Records to use: Begin

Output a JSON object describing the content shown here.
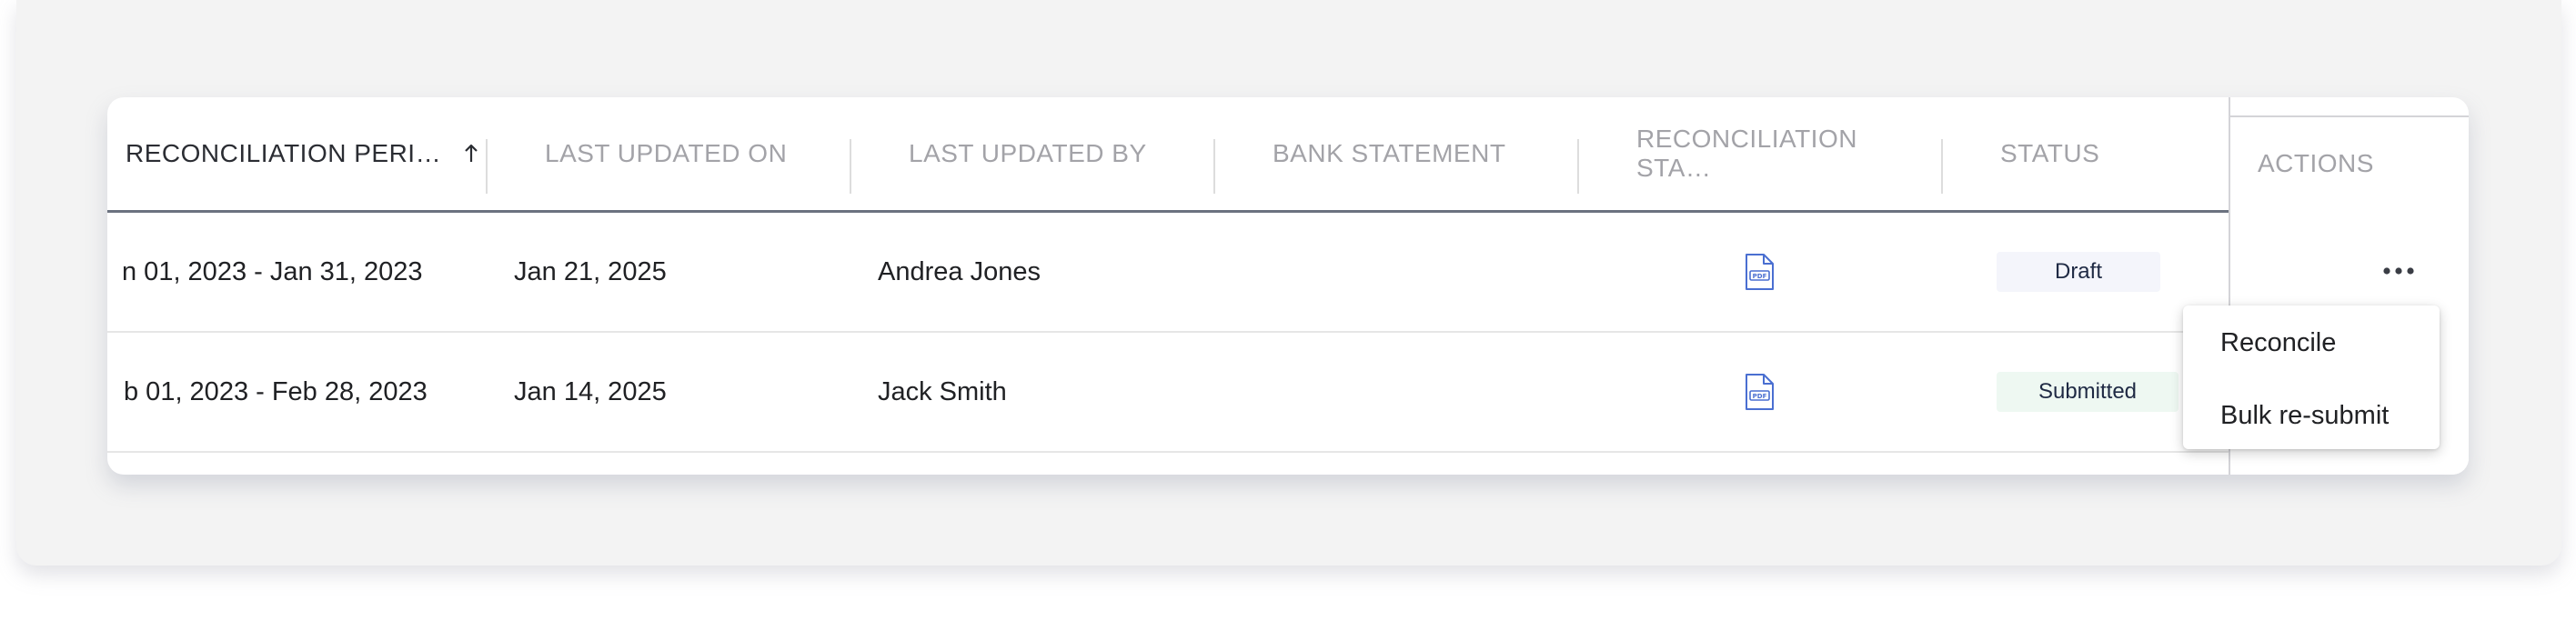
{
  "table": {
    "columns": [
      {
        "label": "RECONCILIATION PERI…",
        "sort_icon": "arrow-up-icon"
      },
      {
        "label": "LAST UPDATED ON"
      },
      {
        "label": "LAST UPDATED BY"
      },
      {
        "label": "BANK STATEMENT"
      },
      {
        "label": "RECONCILIATION STA…"
      },
      {
        "label": "STATUS"
      },
      {
        "label": "ACTIONS"
      }
    ],
    "rows": [
      {
        "period": "n 01, 2023 - Jan 31, 2023",
        "updated_on": "Jan 21, 2025",
        "updated_by": "Andrea Jones",
        "bank_statement": "",
        "reconciliation_statement_icon": "pdf-file-icon",
        "status": "Draft",
        "actions_icon": "more-horizontal-icon"
      },
      {
        "period": "b 01, 2023 - Feb 28, 2023",
        "updated_on": "Jan 14, 2025",
        "updated_by": "Jack Smith",
        "bank_statement": "",
        "reconciliation_statement_icon": "pdf-file-icon",
        "status": "Submitted",
        "actions_icon": "more-horizontal-icon"
      }
    ]
  },
  "actions_menu": {
    "items": [
      {
        "label": "Reconcile"
      },
      {
        "label": "Bulk re-submit"
      }
    ]
  },
  "colors": {
    "header_text": "#a3a3a8",
    "body_text": "#202124",
    "draft_badge_bg": "#f4f5fb",
    "submitted_badge_bg": "#eef8f2",
    "pdf_icon": "#4a6fd1"
  }
}
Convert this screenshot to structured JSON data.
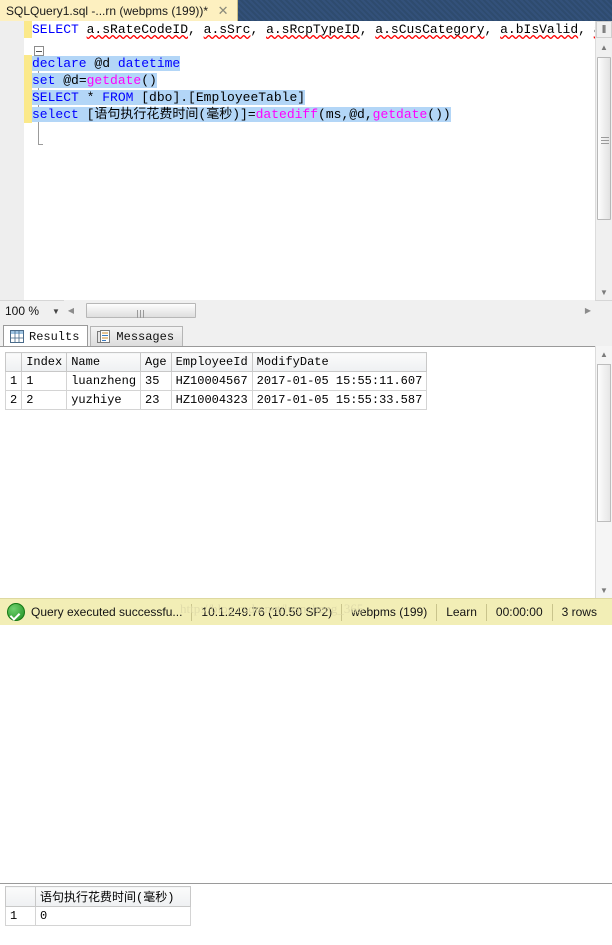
{
  "window": {
    "tab": {
      "title": "SQLQuery1.sql -...rn (webpms (199))*",
      "close_icon": "close-icon"
    }
  },
  "editor": {
    "zoom_level": "100 %",
    "outline_icon": "collapse-minus-icon",
    "lines": [
      {
        "segments": [
          {
            "text": "SELECT ",
            "type": "keyword"
          },
          {
            "text": "a.sRateCodeID",
            "type": "squiggle"
          },
          {
            "text": ", ",
            "type": "plain"
          },
          {
            "text": "a.sSrc",
            "type": "squiggle"
          },
          {
            "text": ", ",
            "type": "plain"
          },
          {
            "text": "a.sRcpTypeID",
            "type": "squiggle"
          },
          {
            "text": ", ",
            "type": "plain"
          },
          {
            "text": "a.sCusCategory",
            "type": "squiggle"
          },
          {
            "text": ", ",
            "type": "plain"
          },
          {
            "text": "a.bIsValid",
            "type": "squiggle"
          },
          {
            "text": ", ",
            "type": "plain"
          },
          {
            "text": "a.sMemL",
            "type": "squiggle"
          }
        ]
      },
      {
        "segments": []
      },
      {
        "selected": true,
        "segments": [
          {
            "text": "declare ",
            "type": "keyword"
          },
          {
            "text": "@d ",
            "type": "plain"
          },
          {
            "text": "datetime",
            "type": "keyword"
          }
        ]
      },
      {
        "selected": true,
        "segments": [
          {
            "text": "set ",
            "type": "keyword"
          },
          {
            "text": "@d=",
            "type": "plain"
          },
          {
            "text": "getdate",
            "type": "function"
          },
          {
            "text": "()",
            "type": "plain"
          }
        ]
      },
      {
        "selected": true,
        "segments": [
          {
            "text": "SELECT ",
            "type": "keyword"
          },
          {
            "text": "* ",
            "type": "plain"
          },
          {
            "text": "FROM ",
            "type": "keyword"
          },
          {
            "text": "[dbo].[EmployeeTable]",
            "type": "plain"
          }
        ]
      },
      {
        "selected": true,
        "segments": [
          {
            "text": "select ",
            "type": "keyword"
          },
          {
            "text": "[语句执行花费时间(毫秒)]=",
            "type": "plain"
          },
          {
            "text": "datediff",
            "type": "function"
          },
          {
            "text": "(ms,@d,",
            "type": "plain"
          },
          {
            "text": "getdate",
            "type": "function"
          },
          {
            "text": "())",
            "type": "plain"
          }
        ]
      }
    ]
  },
  "results": {
    "tabs": [
      {
        "label": "Results",
        "icon": "grid-icon",
        "active": true
      },
      {
        "label": "Messages",
        "icon": "messages-icon",
        "active": false
      }
    ],
    "grid1": {
      "columns": [
        "Index",
        "Name",
        "Age",
        "EmployeeId",
        "ModifyDate"
      ],
      "rows": [
        {
          "num": "1",
          "cells": [
            "1",
            "luanzheng",
            "35",
            "HZ10004567",
            "2017-01-05 15:55:11.607"
          ],
          "selected_cell": 0
        },
        {
          "num": "2",
          "cells": [
            "2",
            "yuzhiye",
            "23",
            "HZ10004323",
            "2017-01-05 15:55:33.587"
          ]
        }
      ]
    },
    "grid2": {
      "columns": [
        "语句执行花费时间(毫秒)"
      ],
      "rows": [
        {
          "num": "1",
          "cells": [
            "0"
          ],
          "selected_cell": 0
        }
      ]
    }
  },
  "statusbar": {
    "status_icon": "success-check-icon",
    "message": "Query executed successfu...",
    "server": "10.1.249.76 (10.50 SP2)",
    "database": "webpms (199)",
    "user": "Learn",
    "elapsed": "00:00:00",
    "rows": "3 rows"
  },
  "watermark": "http://blog.csdn.net/luanzheng_365",
  "colors": {
    "tab_background": "#fdf0c0",
    "titlebar": "#2e4b6e",
    "keyword": "#0000ff",
    "function": "#ff00ff",
    "selection": "#b3d6f7",
    "changebar": "#fbe98a",
    "statusbar": "#f2eeb6",
    "success": "#1e8f1e"
  }
}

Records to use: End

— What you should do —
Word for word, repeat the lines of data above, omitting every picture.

— Result —
Output a JSON object describing the content shown here.
{
  "table": {
    "columns": [
      {
        "label": "RECONCILIATION PERI…",
        "sort_icon": "arrow-up-icon"
      },
      {
        "label": "LAST UPDATED ON"
      },
      {
        "label": "LAST UPDATED BY"
      },
      {
        "label": "BANK STATEMENT"
      },
      {
        "label": "RECONCILIATION STA…"
      },
      {
        "label": "STATUS"
      },
      {
        "label": "ACTIONS"
      }
    ],
    "rows": [
      {
        "period": "n 01, 2023 - Jan 31, 2023",
        "updated_on": "Jan 21, 2025",
        "updated_by": "Andrea Jones",
        "bank_statement": "",
        "reconciliation_statement_icon": "pdf-file-icon",
        "status": "Draft",
        "actions_icon": "more-horizontal-icon"
      },
      {
        "period": "b 01, 2023 - Feb 28, 2023",
        "updated_on": "Jan 14, 2025",
        "updated_by": "Jack Smith",
        "bank_statement": "",
        "reconciliation_statement_icon": "pdf-file-icon",
        "status": "Submitted",
        "actions_icon": "more-horizontal-icon"
      }
    ]
  },
  "actions_menu": {
    "items": [
      {
        "label": "Reconcile"
      },
      {
        "label": "Bulk re-submit"
      }
    ]
  },
  "colors": {
    "header_text": "#a3a3a8",
    "body_text": "#202124",
    "draft_badge_bg": "#f4f5fb",
    "submitted_badge_bg": "#eef8f2",
    "pdf_icon": "#4a6fd1"
  }
}
Convert this screenshot to structured JSON data.
{
  "window": {
    "tab": {
      "title": "SQLQuery1.sql -...rn (webpms (199))*",
      "close_icon": "close-icon"
    }
  },
  "editor": {
    "zoom_level": "100 %",
    "outline_icon": "collapse-minus-icon",
    "lines": [
      {
        "segments": [
          {
            "text": "SELECT ",
            "type": "keyword"
          },
          {
            "text": "a.sRateCodeID",
            "type": "squiggle"
          },
          {
            "text": ", ",
            "type": "plain"
          },
          {
            "text": "a.sSrc",
            "type": "squiggle"
          },
          {
            "text": ", ",
            "type": "plain"
          },
          {
            "text": "a.sRcpTypeID",
            "type": "squiggle"
          },
          {
            "text": ", ",
            "type": "plain"
          },
          {
            "text": "a.sCusCategory",
            "type": "squiggle"
          },
          {
            "text": ", ",
            "type": "plain"
          },
          {
            "text": "a.bIsValid",
            "type": "squiggle"
          },
          {
            "text": ", ",
            "type": "plain"
          },
          {
            "text": "a.sMemL",
            "type": "squiggle"
          }
        ]
      },
      {
        "segments": []
      },
      {
        "selected": true,
        "segments": [
          {
            "text": "declare ",
            "type": "keyword"
          },
          {
            "text": "@d ",
            "type": "plain"
          },
          {
            "text": "datetime",
            "type": "keyword"
          }
        ]
      },
      {
        "selected": true,
        "segments": [
          {
            "text": "set ",
            "type": "keyword"
          },
          {
            "text": "@d=",
            "type": "plain"
          },
          {
            "text": "getdate",
            "type": "function"
          },
          {
            "text": "()",
            "type": "plain"
          }
        ]
      },
      {
        "selected": true,
        "segments": [
          {
            "text": "SELECT ",
            "type": "keyword"
          },
          {
            "text": "* ",
            "type": "plain"
          },
          {
            "text": "FROM ",
            "type": "keyword"
          },
          {
            "text": "[dbo].[EmployeeTable]",
            "type": "plain"
          }
        ]
      },
      {
        "selected": true,
        "segments": [
          {
            "text": "select ",
            "type": "keyword"
          },
          {
            "text": "[语句执行花费时间(毫秒)]=",
            "type": "plain"
          },
          {
            "text": "datediff",
            "type": "function"
          },
          {
            "text": "(ms,@d,",
            "type": "plain"
          },
          {
            "text": "getdate",
            "type": "function"
          },
          {
            "text": "())",
            "type": "plain"
          }
        ]
      }
    ]
  },
  "results": {
    "tabs": [
      {
        "label": "Results",
        "icon": "grid-icon",
        "active": true
      },
      {
        "label": "Messages",
        "icon": "messages-icon",
        "active": false
      }
    ],
    "grid1": {
      "columns": [
        "Index",
        "Name",
        "Age",
        "EmployeeId",
        "ModifyDate"
      ],
      "rows": [
        {
          "num": "1",
          "cells": [
            "1",
            "luanzheng",
            "35",
            "HZ10004567",
            "2017-01-05 15:55:11.607"
          ],
          "selected_cell": 0
        },
        {
          "num": "2",
          "cells": [
            "2",
            "yuzhiye",
            "23",
            "HZ10004323",
            "2017-01-05 15:55:33.587"
          ]
        }
      ]
    },
    "grid2": {
      "columns": [
        "语句执行花费时间(毫秒)"
      ],
      "rows": [
        {
          "num": "1",
          "cells": [
            "0"
          ],
          "selected_cell": 0
        }
      ]
    }
  },
  "statusbar": {
    "status_icon": "success-check-icon",
    "message": "Query executed successfu...",
    "server": "10.1.249.76 (10.50 SP2)",
    "database": "webpms (199)",
    "user": "Learn",
    "elapsed": "00:00:00",
    "rows": "3 rows"
  },
  "watermark": "http://blog.csdn.net/luanzheng_365",
  "colors": {
    "tab_background": "#fdf0c0",
    "titlebar": "#2e4b6e",
    "keyword": "#0000ff",
    "function": "#ff00ff",
    "selection": "#b3d6f7",
    "changebar": "#fbe98a",
    "statusbar": "#f2eeb6",
    "success": "#1e8f1e"
  }
}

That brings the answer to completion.